July 26 – Nice to have a somewhat cooler day today according to the temperature on the thermometer (actually all of them) as they are stationed out on the front porch. Are you wondering why in the world we have TWO thermometers? Well, since there is really not a reason you can’t have JUST two, we moved on and bought another! So those three keep tabs on each other, and the temperature is very seldom the same, even on two of them! With 90-degree temperatures every day last week, we didn’t plan too much work outside.
Poor Dale. He took care of the job of watering the garden, and he didn’t use the sprinkling can with water taken from the big 40-gallon barrels. Rather, he hooked up the hoses on the faucets up at the house, and let the plants bask in the very welcome “pretend rain.”
This week I made a list of all of the flowers that I could remember having seen in many places on our acreage. Not sure I could come up with all of them, but I did my best. I know you will recognize some of them, but maybe others are new to you. When we find a flower that we have never seen before or have forgotten if we did, we check our flower books, and usually come up with the correct name. If you have a book of wild flowers, check our list and then see if you find the flower in your book.
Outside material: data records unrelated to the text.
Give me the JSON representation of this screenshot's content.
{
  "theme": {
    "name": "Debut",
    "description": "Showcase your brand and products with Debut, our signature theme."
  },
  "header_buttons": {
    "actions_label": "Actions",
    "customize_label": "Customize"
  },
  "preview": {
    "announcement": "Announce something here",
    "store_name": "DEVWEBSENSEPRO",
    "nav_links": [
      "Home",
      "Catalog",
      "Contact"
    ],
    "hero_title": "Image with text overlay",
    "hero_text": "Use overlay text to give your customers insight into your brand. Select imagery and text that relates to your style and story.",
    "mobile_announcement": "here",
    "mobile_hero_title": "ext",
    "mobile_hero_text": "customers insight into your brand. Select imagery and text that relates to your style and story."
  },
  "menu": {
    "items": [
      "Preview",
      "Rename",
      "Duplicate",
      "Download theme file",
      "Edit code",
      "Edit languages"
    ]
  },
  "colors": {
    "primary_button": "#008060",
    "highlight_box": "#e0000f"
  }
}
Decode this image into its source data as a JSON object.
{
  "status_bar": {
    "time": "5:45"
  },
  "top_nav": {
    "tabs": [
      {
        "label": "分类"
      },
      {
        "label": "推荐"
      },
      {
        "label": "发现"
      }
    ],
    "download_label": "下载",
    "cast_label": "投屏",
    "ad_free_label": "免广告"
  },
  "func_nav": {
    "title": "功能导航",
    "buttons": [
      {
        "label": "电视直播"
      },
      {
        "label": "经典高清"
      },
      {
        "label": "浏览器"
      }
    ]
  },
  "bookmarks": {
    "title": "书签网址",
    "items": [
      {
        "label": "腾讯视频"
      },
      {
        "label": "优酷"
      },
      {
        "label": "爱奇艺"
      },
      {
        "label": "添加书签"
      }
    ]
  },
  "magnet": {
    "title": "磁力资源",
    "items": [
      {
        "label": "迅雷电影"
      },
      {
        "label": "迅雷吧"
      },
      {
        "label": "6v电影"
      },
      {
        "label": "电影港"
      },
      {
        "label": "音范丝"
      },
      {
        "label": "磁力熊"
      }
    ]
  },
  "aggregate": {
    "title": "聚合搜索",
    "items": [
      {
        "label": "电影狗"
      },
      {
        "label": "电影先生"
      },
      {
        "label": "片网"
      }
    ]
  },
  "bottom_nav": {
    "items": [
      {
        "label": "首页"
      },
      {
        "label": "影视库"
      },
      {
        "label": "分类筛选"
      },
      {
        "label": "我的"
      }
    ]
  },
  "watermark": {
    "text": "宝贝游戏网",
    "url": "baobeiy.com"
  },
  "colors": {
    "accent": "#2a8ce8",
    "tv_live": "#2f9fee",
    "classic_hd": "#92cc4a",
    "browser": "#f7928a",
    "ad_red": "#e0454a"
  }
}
Lots of fun, and you learn something too. Of course, if you live in a different country, or even in other parts if the USA, you might not find the ones we have.
So here’s the list, with the flowers not really in any order the way our books tell us. I just wrote the names down as I thought of them, then added some I missed, but later found in a book.
Ox-eye daisy, fleabane, milkweed, chicory, thistle, honeysuckle, Deptford pink, wild rose (in many different colors), penstemon, potentilla, yarrow, Queen Anne’s lace, poison ivy, spiderwort, mountain slender mint, red clover, white clover, ironweed, sumac flower, bergamot, Solomon’s seal, and false Solomon’s seal, dandelion, flowering dogwood, pussy’s toes, elderberry, yarrow, black locust. lobelia, button bush, mustard, bellwort, black-eyed Susan, St. John’s-wort, butterfly-weed, jewel weed, day lily, yellow sweet clover, white sweet clover, yellow coneflower, mullein, goldenrod, partridge pea, sunflower, beggar ticks, pokeweed, ragweed, henbit, trumpet creeper, bull thistle, cardinal flower, lettuce, and blue vervain.
Now this post isn’t very long, but there are plenty of pictures for a change. Enjoy! – CHRIS